Your goal: Write out every entry below word for word, leaving nothing out.

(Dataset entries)
Start of Block

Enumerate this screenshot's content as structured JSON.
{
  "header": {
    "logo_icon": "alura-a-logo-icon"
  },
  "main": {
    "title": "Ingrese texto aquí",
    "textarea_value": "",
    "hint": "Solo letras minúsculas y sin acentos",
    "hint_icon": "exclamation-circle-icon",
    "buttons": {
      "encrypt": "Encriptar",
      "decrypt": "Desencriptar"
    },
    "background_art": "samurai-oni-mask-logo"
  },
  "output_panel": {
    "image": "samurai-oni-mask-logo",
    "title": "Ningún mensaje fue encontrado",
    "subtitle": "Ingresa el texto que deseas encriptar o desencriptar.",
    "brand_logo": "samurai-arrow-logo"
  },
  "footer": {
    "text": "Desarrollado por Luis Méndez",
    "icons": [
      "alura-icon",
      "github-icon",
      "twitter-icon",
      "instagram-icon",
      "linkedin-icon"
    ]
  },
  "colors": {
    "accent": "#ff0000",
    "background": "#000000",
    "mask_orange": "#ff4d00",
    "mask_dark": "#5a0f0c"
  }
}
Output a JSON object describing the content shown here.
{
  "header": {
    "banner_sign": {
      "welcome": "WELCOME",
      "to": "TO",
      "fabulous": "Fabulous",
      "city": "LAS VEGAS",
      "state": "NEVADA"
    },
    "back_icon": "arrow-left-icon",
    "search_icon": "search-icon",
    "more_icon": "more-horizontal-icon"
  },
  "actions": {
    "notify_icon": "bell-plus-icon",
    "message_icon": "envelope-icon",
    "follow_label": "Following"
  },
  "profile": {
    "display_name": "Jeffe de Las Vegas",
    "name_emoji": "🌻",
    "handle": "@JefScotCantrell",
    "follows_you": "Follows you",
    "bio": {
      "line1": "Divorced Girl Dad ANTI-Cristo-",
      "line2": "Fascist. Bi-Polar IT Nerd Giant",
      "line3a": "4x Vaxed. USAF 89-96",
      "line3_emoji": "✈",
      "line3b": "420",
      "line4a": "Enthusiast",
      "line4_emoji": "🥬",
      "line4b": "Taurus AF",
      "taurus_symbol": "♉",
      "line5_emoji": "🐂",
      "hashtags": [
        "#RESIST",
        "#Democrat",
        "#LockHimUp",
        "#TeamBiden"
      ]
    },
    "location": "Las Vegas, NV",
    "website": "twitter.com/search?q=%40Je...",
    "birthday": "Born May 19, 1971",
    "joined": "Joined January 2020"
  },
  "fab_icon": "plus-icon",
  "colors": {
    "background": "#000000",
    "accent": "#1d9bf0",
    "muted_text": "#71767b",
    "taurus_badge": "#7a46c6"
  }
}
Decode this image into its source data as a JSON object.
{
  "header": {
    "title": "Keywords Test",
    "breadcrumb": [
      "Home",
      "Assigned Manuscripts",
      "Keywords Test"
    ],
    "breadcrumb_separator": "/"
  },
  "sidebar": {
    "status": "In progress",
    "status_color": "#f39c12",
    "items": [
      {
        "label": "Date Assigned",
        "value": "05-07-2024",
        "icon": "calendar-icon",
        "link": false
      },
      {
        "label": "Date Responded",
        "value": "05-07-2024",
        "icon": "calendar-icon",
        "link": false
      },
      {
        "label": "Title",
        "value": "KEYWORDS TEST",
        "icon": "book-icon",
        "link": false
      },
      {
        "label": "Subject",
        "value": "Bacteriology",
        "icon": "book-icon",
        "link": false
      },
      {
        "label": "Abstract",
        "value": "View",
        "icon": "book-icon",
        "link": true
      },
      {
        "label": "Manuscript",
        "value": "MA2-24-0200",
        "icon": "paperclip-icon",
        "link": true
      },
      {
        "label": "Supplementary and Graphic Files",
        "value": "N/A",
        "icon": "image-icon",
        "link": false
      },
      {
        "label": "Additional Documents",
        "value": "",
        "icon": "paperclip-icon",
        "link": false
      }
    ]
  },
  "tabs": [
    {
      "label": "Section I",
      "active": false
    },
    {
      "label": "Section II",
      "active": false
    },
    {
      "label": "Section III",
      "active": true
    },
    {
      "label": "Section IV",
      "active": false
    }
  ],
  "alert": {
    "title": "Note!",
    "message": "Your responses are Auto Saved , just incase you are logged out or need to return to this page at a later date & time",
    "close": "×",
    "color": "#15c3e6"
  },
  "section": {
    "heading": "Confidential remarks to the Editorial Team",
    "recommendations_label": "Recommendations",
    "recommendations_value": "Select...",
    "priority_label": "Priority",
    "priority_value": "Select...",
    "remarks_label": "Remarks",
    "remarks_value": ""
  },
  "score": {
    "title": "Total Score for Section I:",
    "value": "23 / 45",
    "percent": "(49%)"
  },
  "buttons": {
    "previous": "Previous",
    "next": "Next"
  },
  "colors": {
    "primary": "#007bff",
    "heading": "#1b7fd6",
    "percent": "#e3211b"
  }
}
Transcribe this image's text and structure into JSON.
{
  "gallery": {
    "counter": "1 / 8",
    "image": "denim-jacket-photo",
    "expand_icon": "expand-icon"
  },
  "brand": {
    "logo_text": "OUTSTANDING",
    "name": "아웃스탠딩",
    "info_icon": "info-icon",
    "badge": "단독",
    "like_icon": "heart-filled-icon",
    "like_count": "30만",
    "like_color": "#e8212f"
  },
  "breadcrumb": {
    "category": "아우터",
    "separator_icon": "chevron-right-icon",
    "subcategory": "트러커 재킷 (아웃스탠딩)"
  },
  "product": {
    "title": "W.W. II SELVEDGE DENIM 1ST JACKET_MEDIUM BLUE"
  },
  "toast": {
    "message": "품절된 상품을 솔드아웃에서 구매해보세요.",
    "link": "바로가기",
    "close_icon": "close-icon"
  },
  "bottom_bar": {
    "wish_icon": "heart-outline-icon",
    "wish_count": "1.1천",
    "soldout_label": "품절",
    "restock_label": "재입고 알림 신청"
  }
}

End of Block

Response below:
Enumerate this screenshot's content as structured JSON.
{
  "header": {
    "logo_icon": "alura-a-logo-icon"
  },
  "main": {
    "title": "Ingrese texto aquí",
    "textarea_value": "",
    "hint": "Solo letras minúsculas y sin acentos",
    "hint_icon": "exclamation-circle-icon",
    "buttons": {
      "encrypt": "Encriptar",
      "decrypt": "Desencriptar"
    },
    "background_art": "samurai-oni-mask-logo"
  },
  "output_panel": {
    "image": "samurai-oni-mask-logo",
    "title": "Ningún mensaje fue encontrado",
    "subtitle": "Ingresa el texto que deseas encriptar o desencriptar.",
    "brand_logo": "samurai-arrow-logo"
  },
  "footer": {
    "text": "Desarrollado por Luis Méndez",
    "icons": [
      "alura-icon",
      "github-icon",
      "twitter-icon",
      "instagram-icon",
      "linkedin-icon"
    ]
  },
  "colors": {
    "accent": "#ff0000",
    "background": "#000000",
    "mask_orange": "#ff4d00",
    "mask_dark": "#5a0f0c"
  }
}
Output a JSON object describing the content shown here.
{
  "header": {
    "banner_sign": {
      "welcome": "WELCOME",
      "to": "TO",
      "fabulous": "Fabulous",
      "city": "LAS VEGAS",
      "state": "NEVADA"
    },
    "back_icon": "arrow-left-icon",
    "search_icon": "search-icon",
    "more_icon": "more-horizontal-icon"
  },
  "actions": {
    "notify_icon": "bell-plus-icon",
    "message_icon": "envelope-icon",
    "follow_label": "Following"
  },
  "profile": {
    "display_name": "Jeffe de Las Vegas",
    "name_emoji": "🌻",
    "handle": "@JefScotCantrell",
    "follows_you": "Follows you",
    "bio": {
      "line1": "Divorced Girl Dad ANTI-Cristo-",
      "line2": "Fascist. Bi-Polar IT Nerd Giant",
      "line3a": "4x Vaxed. USAF 89-96",
      "line3_emoji": "✈",
      "line3b": "420",
      "line4a": "Enthusiast",
      "line4_emoji": "🥬",
      "line4b": "Taurus AF",
      "taurus_symbol": "♉",
      "line5_emoji": "🐂",
      "hashtags": [
        "#RESIST",
        "#Democrat",
        "#LockHimUp",
        "#TeamBiden"
      ]
    },
    "location": "Las Vegas, NV",
    "website": "twitter.com/search?q=%40Je...",
    "birthday": "Born May 19, 1971",
    "joined": "Joined January 2020"
  },
  "fab_icon": "plus-icon",
  "colors": {
    "background": "#000000",
    "accent": "#1d9bf0",
    "muted_text": "#71767b",
    "taurus_badge": "#7a46c6"
  }
}
Decode this image into its source data as a JSON object.
{
  "header": {
    "title": "Keywords Test",
    "breadcrumb": [
      "Home",
      "Assigned Manuscripts",
      "Keywords Test"
    ],
    "breadcrumb_separator": "/"
  },
  "sidebar": {
    "status": "In progress",
    "status_color": "#f39c12",
    "items": [
      {
        "label": "Date Assigned",
        "value": "05-07-2024",
        "icon": "calendar-icon",
        "link": false
      },
      {
        "label": "Date Responded",
        "value": "05-07-2024",
        "icon": "calendar-icon",
        "link": false
      },
      {
        "label": "Title",
        "value": "KEYWORDS TEST",
        "icon": "book-icon",
        "link": false
      },
      {
        "label": "Subject",
        "value": "Bacteriology",
        "icon": "book-icon",
        "link": false
      },
      {
        "label": "Abstract",
        "value": "View",
        "icon": "book-icon",
        "link": true
      },
      {
        "label": "Manuscript",
        "value": "MA2-24-0200",
        "icon": "paperclip-icon",
        "link": true
      },
      {
        "label": "Supplementary and Graphic Files",
        "value": "N/A",
        "icon": "image-icon",
        "link": false
      },
      {
        "label": "Additional Documents",
        "value": "",
        "icon": "paperclip-icon",
        "link": false
      }
    ]
  },
  "tabs": [
    {
      "label": "Section I",
      "active": false
    },
    {
      "label": "Section II",
      "active": false
    },
    {
      "label": "Section III",
      "active": true
    },
    {
      "label": "Section IV",
      "active": false
    }
  ],
  "alert": {
    "title": "Note!",
    "message": "Your responses are Auto Saved , just incase you are logged out or need to return to this page at a later date & time",
    "close": "×",
    "color": "#15c3e6"
  },
  "section": {
    "heading": "Confidential remarks to the Editorial Team",
    "recommendations_label": "Recommendations",
    "recommendations_value": "Select...",
    "priority_label": "Priority",
    "priority_value": "Select...",
    "remarks_label": "Remarks",
    "remarks_value": ""
  },
  "score": {
    "title": "Total Score for Section I:",
    "value": "23 / 45",
    "percent": "(49%)"
  },
  "buttons": {
    "previous": "Previous",
    "next": "Next"
  },
  "colors": {
    "primary": "#007bff",
    "heading": "#1b7fd6",
    "percent": "#e3211b"
  }
}
Transcribe this image's text and structure into JSON.
{
  "gallery": {
    "counter": "1 / 8",
    "image": "denim-jacket-photo",
    "expand_icon": "expand-icon"
  },
  "brand": {
    "logo_text": "OUTSTANDING",
    "name": "아웃스탠딩",
    "info_icon": "info-icon",
    "badge": "단독",
    "like_icon": "heart-filled-icon",
    "like_count": "30만",
    "like_color": "#e8212f"
  },
  "breadcrumb": {
    "category": "아우터",
    "separator_icon": "chevron-right-icon",
    "subcategory": "트러커 재킷 (아웃스탠딩)"
  },
  "product": {
    "title": "W.W. II SELVEDGE DENIM 1ST JACKET_MEDIUM BLUE"
  },
  "toast": {
    "message": "품절된 상품을 솔드아웃에서 구매해보세요.",
    "link": "바로가기",
    "close_icon": "close-icon"
  },
  "bottom_bar": {
    "wish_icon": "heart-outline-icon",
    "wish_count": "1.1천",
    "soldout_label": "품절",
    "restock_label": "재입고 알림 신청"
  }
}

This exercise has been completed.